Meghan Markle’s journey to marrying into the British royal family is incredible, and don’t get me wrong, I’d love to be a duchess too. I am not for a second saying the Duchess of Sussex thing isn’t great or isn’t feminist or isn’t important. But as a fellow American, I am frustrated by so many of the “rules” she seems to be breaking; they’re not intuitive and in many ways, unfair to expect one to know or follow so quickly (and arguably unfair to expect one to follow at all).

Of course, as a world figure now at the side of Prince Harry, one could argue Meghan Markle has a responsibility to uphold family traditions. But can we focus on the more substantial traditions and responsibilities of a modern royal?

LONDON, ENGLAND – NOVEMBER 21: Meghan, Duchess of Sussex and kitchen co-ordinator Zaheera Sufyaan as she visits the Hubb Community Kitchen to see how funds raised by the ‘Together: Our Community’ Cookbook are making a difference at Al Manaar, North Kensington on November 21, 2018 in London, England. (Photo by Chris Jackson/Getty Images)

Markle is a philanthropist, feminist, and has used her public life to spread messages of empowerment and support for women. For example, she connected with the women of the Hubb Community Kitchen and supported victims of the Grenfell Tower Fire by publishing Together: Our Community Cookbook. 

And yes, alongside her charitable work, Markle has become a major fashion icon.

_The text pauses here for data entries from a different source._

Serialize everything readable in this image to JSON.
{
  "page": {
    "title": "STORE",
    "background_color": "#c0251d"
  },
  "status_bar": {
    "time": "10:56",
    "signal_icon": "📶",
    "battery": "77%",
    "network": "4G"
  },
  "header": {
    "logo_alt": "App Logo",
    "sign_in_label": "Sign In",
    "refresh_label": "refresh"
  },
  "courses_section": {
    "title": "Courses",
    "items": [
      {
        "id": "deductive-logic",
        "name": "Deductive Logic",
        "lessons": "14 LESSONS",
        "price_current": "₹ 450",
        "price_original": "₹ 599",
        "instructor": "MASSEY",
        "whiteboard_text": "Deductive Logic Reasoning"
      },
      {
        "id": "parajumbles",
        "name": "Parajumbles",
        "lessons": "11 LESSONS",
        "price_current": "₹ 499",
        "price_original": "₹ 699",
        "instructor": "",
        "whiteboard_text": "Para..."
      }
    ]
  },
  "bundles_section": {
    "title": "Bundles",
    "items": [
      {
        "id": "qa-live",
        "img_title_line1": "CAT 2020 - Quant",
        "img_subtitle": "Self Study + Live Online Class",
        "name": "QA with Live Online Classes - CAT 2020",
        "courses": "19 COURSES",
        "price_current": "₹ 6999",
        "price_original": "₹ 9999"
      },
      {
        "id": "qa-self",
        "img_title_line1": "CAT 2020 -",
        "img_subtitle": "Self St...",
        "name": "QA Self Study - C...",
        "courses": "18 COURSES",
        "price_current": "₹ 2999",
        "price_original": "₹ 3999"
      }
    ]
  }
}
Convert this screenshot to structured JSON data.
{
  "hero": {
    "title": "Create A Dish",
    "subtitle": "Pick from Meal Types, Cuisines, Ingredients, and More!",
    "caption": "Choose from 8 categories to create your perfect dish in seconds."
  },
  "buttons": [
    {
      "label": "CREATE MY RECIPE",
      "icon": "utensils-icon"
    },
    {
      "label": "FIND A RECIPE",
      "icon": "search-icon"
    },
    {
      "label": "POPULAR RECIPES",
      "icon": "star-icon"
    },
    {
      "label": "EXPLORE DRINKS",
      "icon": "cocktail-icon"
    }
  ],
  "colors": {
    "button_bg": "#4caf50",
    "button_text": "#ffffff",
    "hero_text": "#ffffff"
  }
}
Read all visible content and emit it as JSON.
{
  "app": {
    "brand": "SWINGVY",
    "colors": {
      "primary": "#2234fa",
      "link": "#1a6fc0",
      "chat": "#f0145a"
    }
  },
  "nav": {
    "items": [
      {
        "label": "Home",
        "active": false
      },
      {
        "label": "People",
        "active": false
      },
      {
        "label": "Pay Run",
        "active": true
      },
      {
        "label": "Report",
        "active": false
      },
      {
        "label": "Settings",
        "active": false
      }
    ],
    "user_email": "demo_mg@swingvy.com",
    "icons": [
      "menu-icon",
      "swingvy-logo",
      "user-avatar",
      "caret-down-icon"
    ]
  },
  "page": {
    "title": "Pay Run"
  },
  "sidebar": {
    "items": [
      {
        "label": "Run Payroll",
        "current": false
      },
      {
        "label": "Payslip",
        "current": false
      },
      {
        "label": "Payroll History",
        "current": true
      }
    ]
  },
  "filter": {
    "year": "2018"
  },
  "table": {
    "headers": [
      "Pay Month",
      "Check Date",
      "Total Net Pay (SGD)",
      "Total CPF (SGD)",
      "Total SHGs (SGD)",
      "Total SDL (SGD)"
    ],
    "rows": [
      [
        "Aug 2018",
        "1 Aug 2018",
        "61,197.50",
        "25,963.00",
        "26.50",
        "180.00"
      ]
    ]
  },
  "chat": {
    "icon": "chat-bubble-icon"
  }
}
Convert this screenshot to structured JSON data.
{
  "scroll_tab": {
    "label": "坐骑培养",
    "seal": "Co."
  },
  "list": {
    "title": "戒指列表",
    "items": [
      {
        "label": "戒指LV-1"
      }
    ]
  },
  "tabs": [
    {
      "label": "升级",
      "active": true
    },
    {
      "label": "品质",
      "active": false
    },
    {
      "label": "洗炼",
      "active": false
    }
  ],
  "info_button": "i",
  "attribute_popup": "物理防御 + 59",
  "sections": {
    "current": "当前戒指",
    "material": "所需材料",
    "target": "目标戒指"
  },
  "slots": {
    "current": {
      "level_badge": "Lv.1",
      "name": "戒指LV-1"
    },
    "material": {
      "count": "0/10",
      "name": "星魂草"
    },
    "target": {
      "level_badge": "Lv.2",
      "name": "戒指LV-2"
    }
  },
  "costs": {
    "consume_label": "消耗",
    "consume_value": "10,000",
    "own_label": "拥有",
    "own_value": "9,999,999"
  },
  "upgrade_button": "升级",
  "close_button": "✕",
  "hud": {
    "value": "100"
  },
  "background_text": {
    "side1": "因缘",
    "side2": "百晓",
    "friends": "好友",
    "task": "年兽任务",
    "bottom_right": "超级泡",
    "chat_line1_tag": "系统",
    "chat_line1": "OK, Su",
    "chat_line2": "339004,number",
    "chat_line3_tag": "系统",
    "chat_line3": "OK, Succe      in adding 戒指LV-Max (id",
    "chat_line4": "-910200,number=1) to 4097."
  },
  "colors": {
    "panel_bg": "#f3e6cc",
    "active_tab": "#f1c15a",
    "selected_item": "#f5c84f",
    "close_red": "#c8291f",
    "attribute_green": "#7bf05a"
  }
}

Even her nose has a fan base. Let’s be honest, who hasn’t tried to mimic her style, as best they can in their respective price ranges. But as much we love her fashion — both the traditional looks she dons and the rules she supposedly breaks — we know there’s so much more to Markle than that.

Photo Credit: Tristan Fewings/BFC

Which is why it is so frustrating when inspiring moments of hers are overshadowed by meaningless nonsense. For example, when Meghan Markle took the stage at the British Fashion Awards, she spoke about women’s empowerment from the heart.

“As all of you in this room know, we have a deep connection to what we wear… for me this connection is rooted in, really, being able to understand that it’s about supporting and empowering each other, especially as women.”

That quote was so meaningful, so impactful, so beautiful. But of course, the focus turned quickly from her inspiring words to… her nail polish. Her royal protocol-breaking nail polish.

What’s the purpose here? What can we gain from constantly calling out a woman for breaking old-fashioned rules?

light. Related Story. Meghan Markle and Michelle Obama meet and discuss global female empowerment

We are often discussing how princess culture (especially Disney) has warped our minds as young girls, but even when we think of princesses, we are thinking far more of freedom and power than we are of constant, nagging rules. There is no princess (or duchess), real or imaginary, who is beloved for all her rule-following and perfect decorum.

We remember those who inspire, the trailblazers, the charitable, the strong-willed, and yes even the fashion forward. We shouldn’t cast this aside for headlines and stories that are banal and uninteresting.

Next time you see that “Meghan Markle breaks…” headline — don’t click. Instead, focus on the changes she’s making for herself, for her home country and new country, and for women everywhere. That’s where our focus should be (and not on a change of nail polish).